A quasi-sacred time and space set apart for games were a microcosm for the lives of all who played and for the spectators. Sport was a place in which individual merit was the rule and performance was regulated by the terms of the event.
The Ancient Olympic Games, an invention of the 700s BCE, preceded Athenian Democracy by about 200 years, and yet those earliest Games allowed any free citizen to participate and win the supreme Panhellenic crown. Yes, probably most of the first contenders were wealthy by token of having more leisure time to train and travel to the festival.
Yet in the pre-democratic centuries, the sporting model showed that what counted was individual ability and acquired skill, not status by birth. So the era of rule by tyrants and elite families was balanced by models of egalitarian display in the stadium in footraces, wrestling, boxing, and other track and field events.
Chariot racing was of course still the exclusive domain of the wealthy, a vestige of heroic tradition, but the athletes contending mano a mano ushered in more meritocratic ways. The Greek custom of requiring athletes in track and field and combat events to participate in the nude underscored this democratic ethos, perhaps popularized among the communally oriented Spartans by 600 BCE, but soon adopted universally by all Greeks.
The double entendre in my title “playing man” is intentional, with allusion to the sense that sport has been for most of history and globally a performance by and for males. For the Greeks, athletics were for men only, with a few interesting exceptions, notably girls’ ritual races at Olympia to ask Hera for a happy marriage.
In the modern Olympics, there was no women’s marathon race until 1984, almost 90 years into the games. Even then, in 1984, only 25% of all Olympic participants were female; today it is still at less than half (45% in 2012). The first women boxing events came in 2012.
Women’s participation in sports at all venues and events has slowly improved over the last 30 years, thanks to gender equity movements as a whole. Still, males have been the participants in and the most avid audiences for competitive sports globally throughout history.
Is it tradition and culture or nature (testosterone and men’s greater muscle bulk) that has driven this trend? Scholarly disagreement continues, but the answer must include nature and culture, with nature perhaps playing a heavier role.

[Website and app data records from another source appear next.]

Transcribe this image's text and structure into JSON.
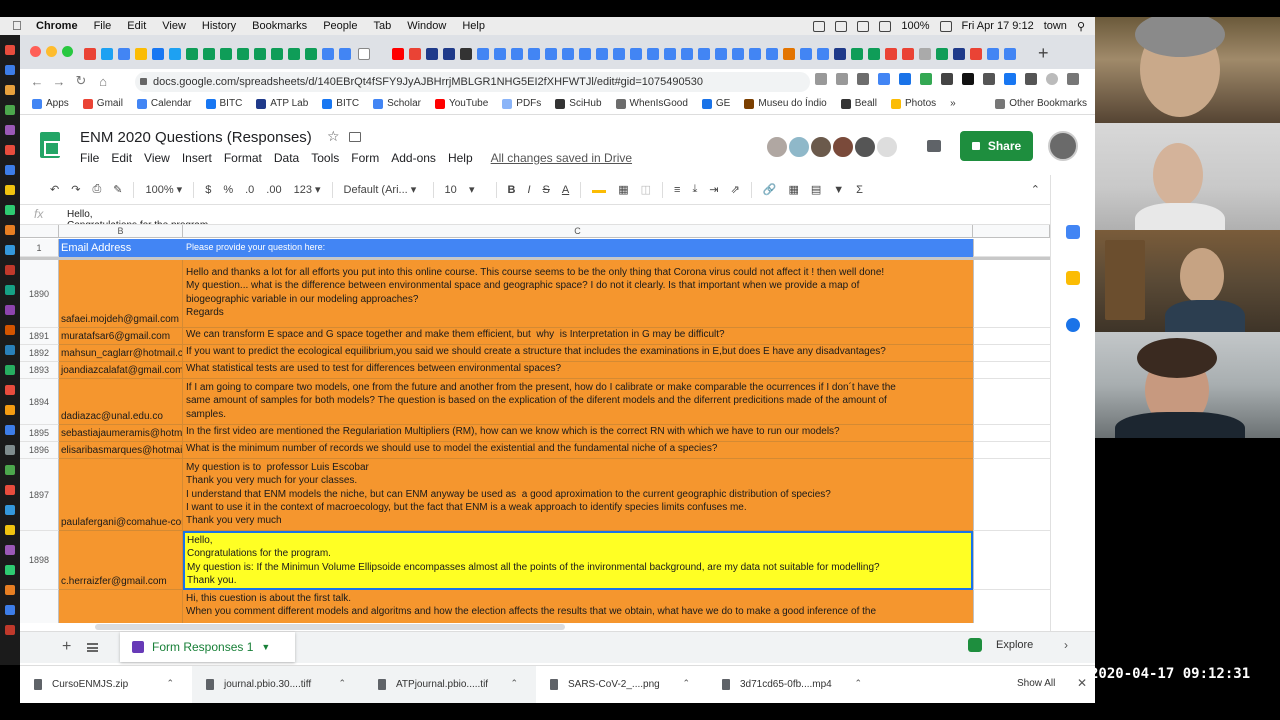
{
  "menubar": {
    "app": "Chrome",
    "items": [
      "File",
      "Edit",
      "View",
      "History",
      "Bookmarks",
      "People",
      "Tab",
      "Window",
      "Help"
    ],
    "battery": "100%",
    "datetime": "Fri Apr 17  9:12",
    "user": "town"
  },
  "browser": {
    "url": "docs.google.com/spreadsheets/d/140EBrQt4fSFY9JyAJBHrrjMBLGR1NHG5EI2fXHFWTJl/edit#gid=1075490530",
    "bookmarks": [
      {
        "label": "Apps",
        "color": "#4285f4"
      },
      {
        "label": "Gmail",
        "color": "#ea4335"
      },
      {
        "label": "Calendar",
        "color": "#4285f4"
      },
      {
        "label": "BITC",
        "color": "#1877f2"
      },
      {
        "label": "ATP Lab",
        "color": "#1f3a8a"
      },
      {
        "label": "BITC",
        "color": "#1877f2"
      },
      {
        "label": "Scholar",
        "color": "#4285f4"
      },
      {
        "label": "YouTube",
        "color": "#ff0000"
      },
      {
        "label": "PDFs",
        "color": "#8ab4f8"
      },
      {
        "label": "SciHub",
        "color": "#333333"
      },
      {
        "label": "WhenIsGood",
        "color": "#6c6c6c"
      },
      {
        "label": "GE",
        "color": "#1a73e8"
      },
      {
        "label": "Museu do Índio",
        "color": "#7b3f00"
      },
      {
        "label": "Beall",
        "color": "#333333"
      },
      {
        "label": "Photos",
        "color": "#fbbc04"
      }
    ],
    "other_bookmarks": "Other Bookmarks"
  },
  "sheets": {
    "title": "ENM 2020 Questions (Responses)",
    "menu": [
      "File",
      "Edit",
      "View",
      "Insert",
      "Format",
      "Data",
      "Tools",
      "Form",
      "Add-ons",
      "Help"
    ],
    "saved_status": "All changes saved in Drive",
    "share_label": "Share",
    "toolbar": {
      "zoom": "100%",
      "currency": "$",
      "percent": "%",
      "dec_less": ".0",
      "dec_more": ".00",
      "format_more": "123",
      "font": "Default (Ari...",
      "font_size": "10",
      "bold": "B",
      "italic": "I",
      "strike": "S",
      "text_color": "A"
    },
    "formula_bar": {
      "fx": "fx",
      "text": "Hello,\nCongratulations for the program."
    },
    "columns": [
      "B",
      "C"
    ],
    "header_row": {
      "number": "1",
      "b": "Email Address",
      "c": "Please provide your question here:"
    },
    "rows": [
      {
        "number": "1890",
        "email": "safaei.mojdeh@gmail.com",
        "question": "Hello and thanks a lot for all efforts you put into this online course. This course seems to be the only thing that Corona virus could not affect it ! then well done!\nMy question... what is the difference between environmental space and geographic space? I do not it clearly. Is that important when we provide a map of\nbiogeographic variable in our modeling approaches?\nRegards"
      },
      {
        "number": "1891",
        "email": "muratafsar6@gmail.com",
        "question": "We can transform E space and G space together and make them efficient, but  why  is Interpretation in G may be difficult?"
      },
      {
        "number": "1892",
        "email": "mahsun_caglarr@hotmail.com",
        "question": "If you want to predict the ecological equilibrium,you said we should create a structure that includes the examinations in E,but does E have any disadvantages?"
      },
      {
        "number": "1893",
        "email": "joandiazcalafat@gmail.com",
        "question": "What statistical tests are used to test for differences between environmental spaces?"
      },
      {
        "number": "1894",
        "email": "dadiazac@unal.edu.co",
        "question": "If I am going to compare two models, one from the future and another from the present, how do I calibrate or make comparable the ocurrences if I don´t have the\nsame amount of samples for both models? The question is based on the explication of the diferent models and the diferrent predicitions made of the amount of\nsamples."
      },
      {
        "number": "1895",
        "email": "sebastiajaumeramis@hotmail.com",
        "question": "In the first video are mentioned the Regulariation Multipliers (RM), how can we know which is the correct RN with which we have to run our models?"
      },
      {
        "number": "1896",
        "email": "elisaribasmarques@hotmail.com",
        "question": "What is the minimum number of records we should use to model the existential and the fundamental niche of a species?"
      },
      {
        "number": "1897",
        "email": "paulafergani@comahue-conicet.gob.ar",
        "question": "My question is to  professor Luis Escobar\nThank you very much for your classes.\nI understand that ENM models the niche, but can ENM anyway be used as  a good aproximation to the current geographic distribution of species?\nI want to use it in the context of macroecology, but the fact that ENM is a weak approach to identify species limits confuses me.\nThank you very much"
      },
      {
        "number": "1898",
        "email": "c.herraizfer@gmail.com",
        "question": "Hello,\nCongratulations for the program.\nMy question is: If the Minimun Volume Ellipsoide encompasses almost all the points of the invironmental background, are my data not suitable for modelling?\nThank you."
      },
      {
        "number": "",
        "email": "",
        "question": "Hi, this cuestion is about the first talk.\nWhen you comment different models and algoritms and how the election affects the results that we obtain, what have we do to make a good inference of the"
      }
    ],
    "sheet_tab": "Form Responses 1",
    "explore": "Explore"
  },
  "downloads": [
    {
      "name": "CursoENMJS.zip"
    },
    {
      "name": "journal.pbio.30....tiff"
    },
    {
      "name": "ATPjournal.pbio.....tif"
    },
    {
      "name": "SARS-CoV-2_....png"
    },
    {
      "name": "3d71cd65-0fb....mp4"
    }
  ],
  "show_all": "Show All",
  "timestamp": "2020-04-17 09:12:31"
}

The attempts to bring women’s sports to the fore have largely not succeeded: world viewers, broadcasters, and corporate sponsors overwhelmingly prefer male contests.
Overt displays of machismo characterized the ancient Greek contest, or agôn, whence our term agony, the pain of struggle. Combat sports of boxing and wrestling topped the popularity charts and the rewards at the festivals that gave valuable prizes.
At the Olympics, there were no second or third place prizes; only first counted, and one boxer said “give me the wreath of give me death”. Many were brutalized or killed, as is shown on vases in which blood streams from the contestants.
The Greeks were overly familiar with violence meted out by men in war on a daily basis, and so violent sport here did not inspire violence. But the association of athletes with Homeric heroes maintained the display as acceptable and even superhuman (see the funeral games of Iliad 23).
Greek sport, then, is worthy of our attention as the model in many ways for our own very different contests. Yes, the modern Olympics appropriated the Greek ones for its own very different aims. But arguably the ‘deeper’ social inheritances from the Greek men who “played” are, on the one hand, a greater egalitarianism, and on the other a heroized violence and machismo with which we all still wrestle.